No evidence is provided to suggest that this is the most cost-effective way to improve student outcomes, as opposed to, say, enhanced professional collaboration (a reform their proposals could well mitigate against).
Even if the IPA view of common features of teacher enterprise agreements were accepted, the report doesn’t establish that school-based agreements or hollowed-out system-based agreements are the only way of remedying the issues it raises. What such agreements would achieve, however, is a massive increase in employer power and a consequent decline in teacher salaries and conditions. In turn, this would dramatically undermine attraction and retention of teaching staff.
False equation between Stand-down and Annual Leave
The IPA argue that: “The industrial relations regime that teachers work under means they sacrifice salary in exchange for more time off work. For example, a teacher earning $75,000 a year has 11 weeks away from work and 17.5% holiday leave loading. On a ‘standard year’ of 48 weeks work this equates to a salary of over $95,000 a year.”
The argument that, in reality, teachers are partly paid with holidays has an element of truth in it. However, the way the IPA quantify this trade-off is highly erroneous. It treats stand-down time (aka term-break, holidays) as annual leave. This is plain wrong: teachers do a considerable amount of work during stand-down periods. The correct calculation would subtract the work performed during stand-down from the 11 weeks the IPA characterises as annual leave.

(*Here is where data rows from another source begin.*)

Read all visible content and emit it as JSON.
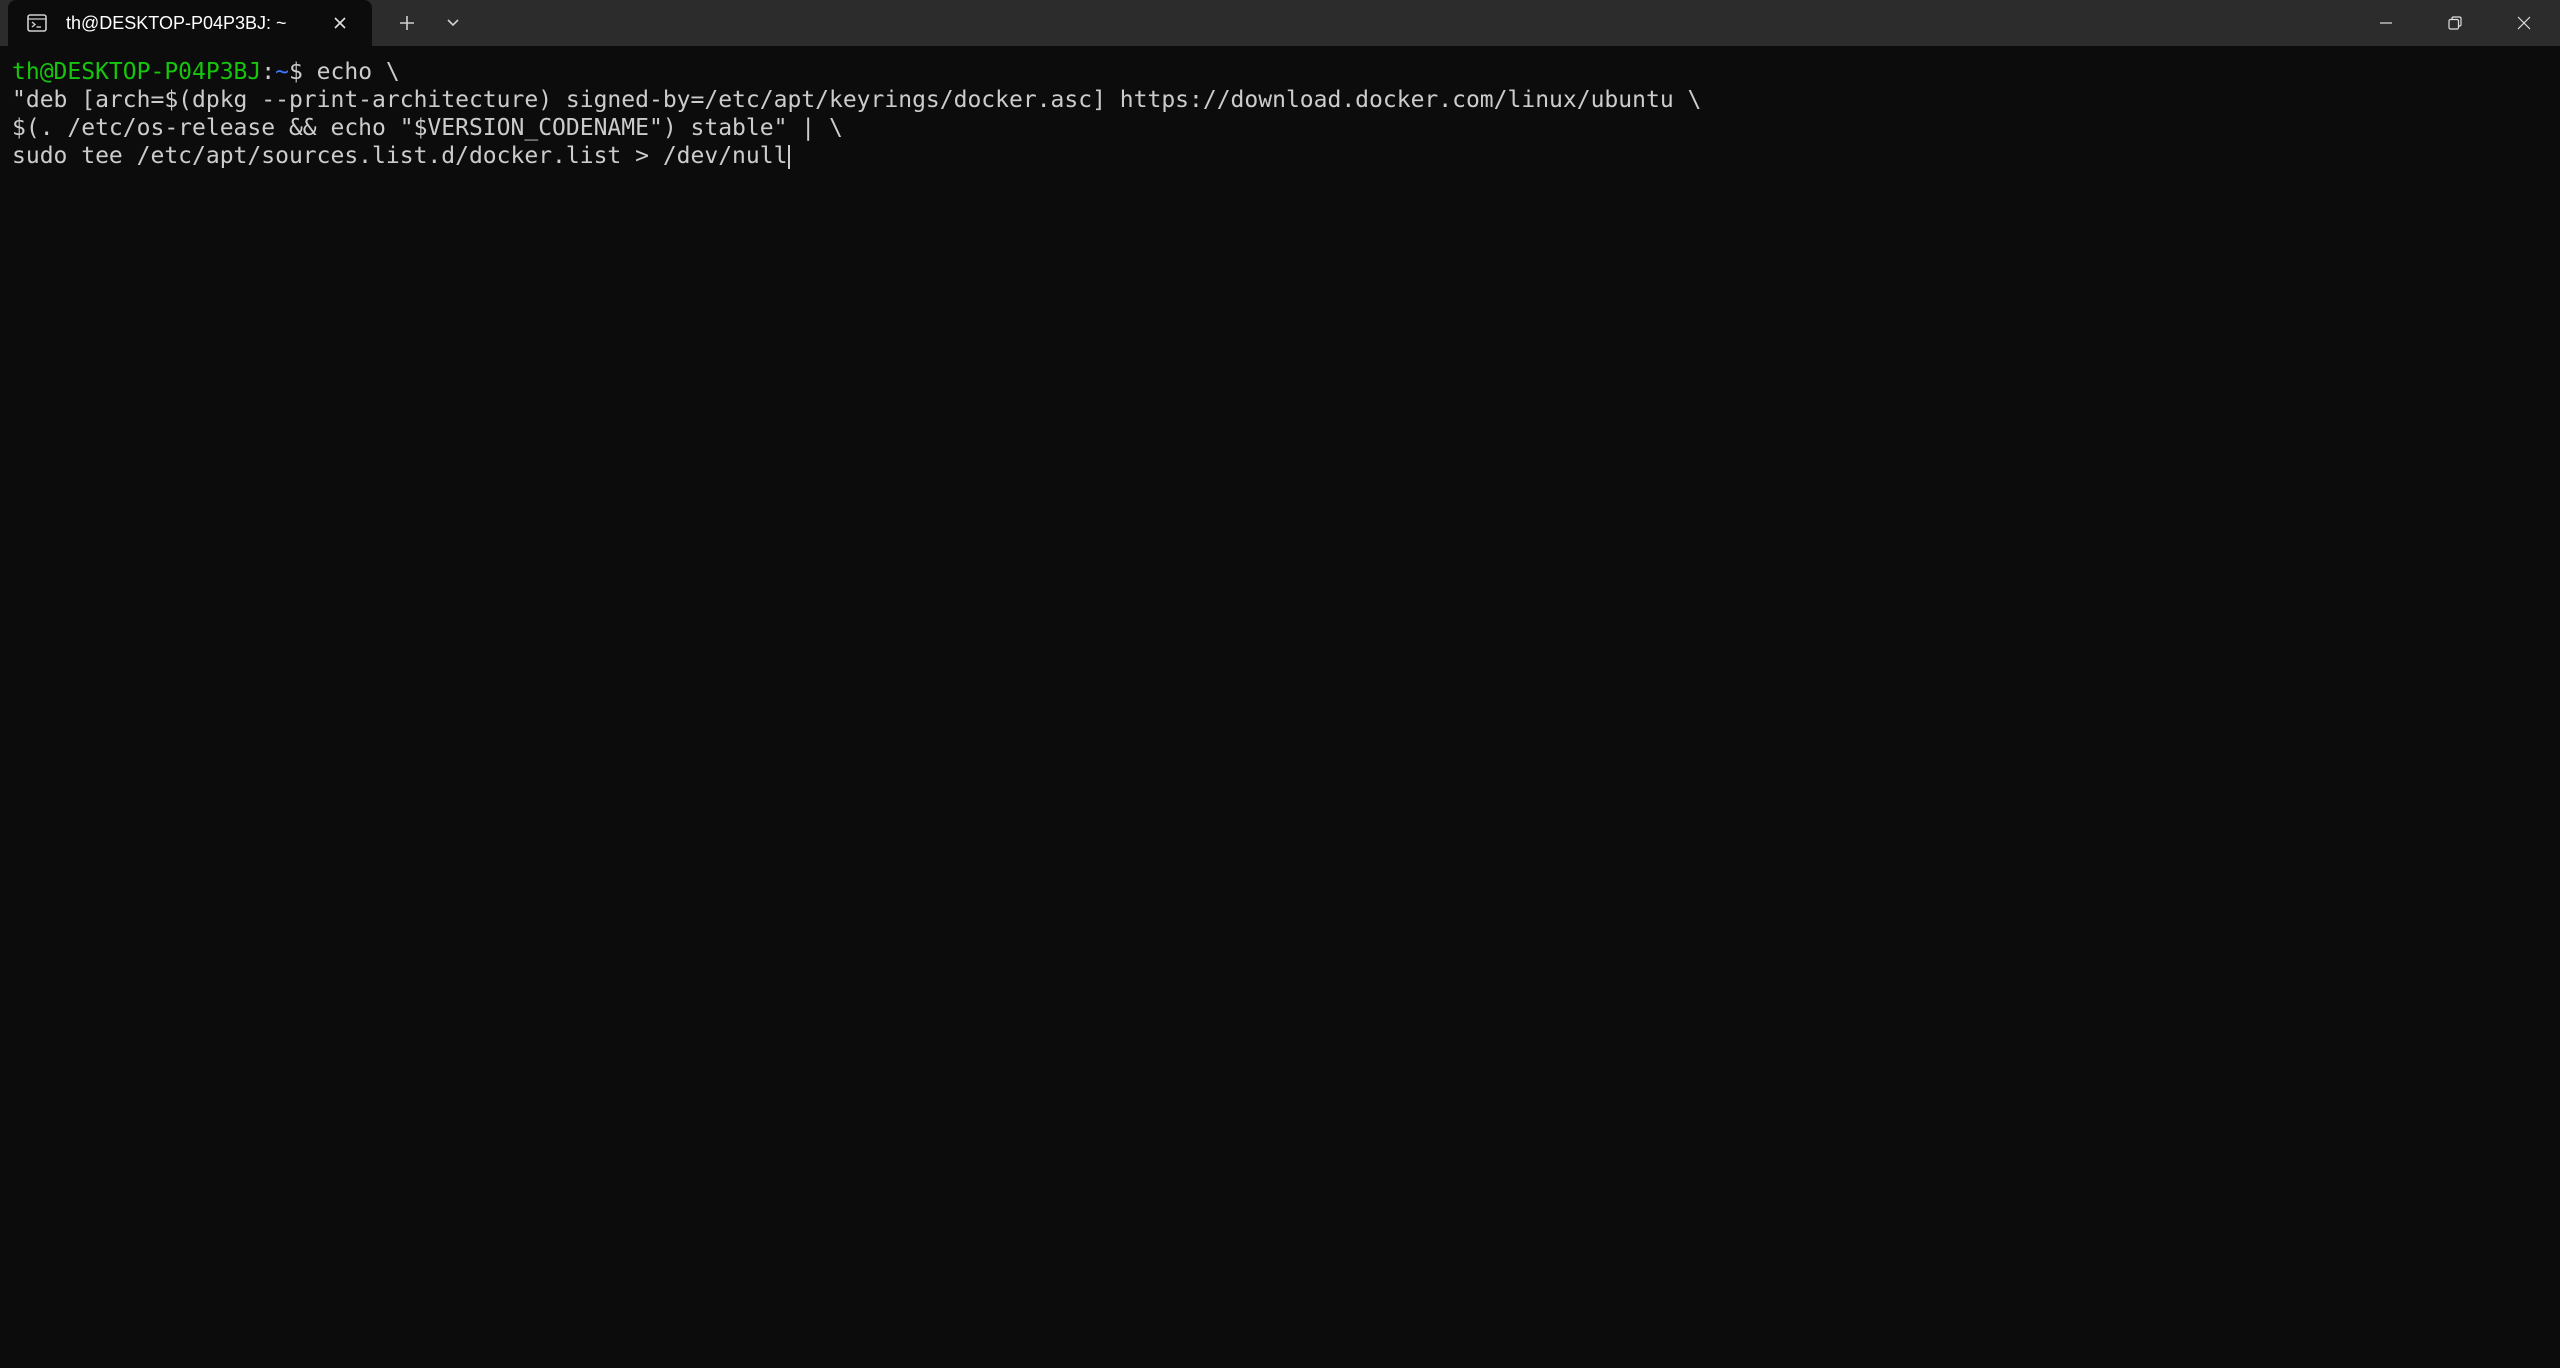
{
  "window": {
    "tab_title": "th@DESKTOP-P04P3BJ: ~",
    "icons": {
      "tab": "terminal-icon",
      "close_tab": "close-icon",
      "new_tab": "plus-icon",
      "dropdown": "chevron-down-icon",
      "minimize": "minimize-icon",
      "restore": "restore-icon",
      "close_window": "close-icon"
    }
  },
  "terminal": {
    "prompt_user": "th@DESKTOP-P04P3BJ",
    "prompt_colon": ":",
    "prompt_path": "~",
    "prompt_symbol": "$ ",
    "command_first_line": "echo \\",
    "lines": [
      "\"deb [arch=$(dpkg --print-architecture) signed-by=/etc/apt/keyrings/docker.asc] https://download.docker.com/linux/ubuntu \\",
      "$(. /etc/os-release && echo \"$VERSION_CODENAME\") stable\" | \\",
      "sudo tee /etc/apt/sources.list.d/docker.list > /dev/null"
    ]
  },
  "colors": {
    "background": "#0c0c0c",
    "titlebar": "#2c2c2c",
    "prompt_user": "#16c60c",
    "prompt_path": "#3b78ff",
    "text": "#cccccc"
  }
}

The equation of stand-down with annual leave also does not account for the way, in practice, many teachers partly regard it as a kind of Time Off In Lieu (TOIL). In other words, it is likely that many teachers would not be prepared to work 50 hour weeks in term time (as measured by the 2014 Staff in Australian Schools Survey) if they did not receive what they reasonably regard as compensation during stand-down.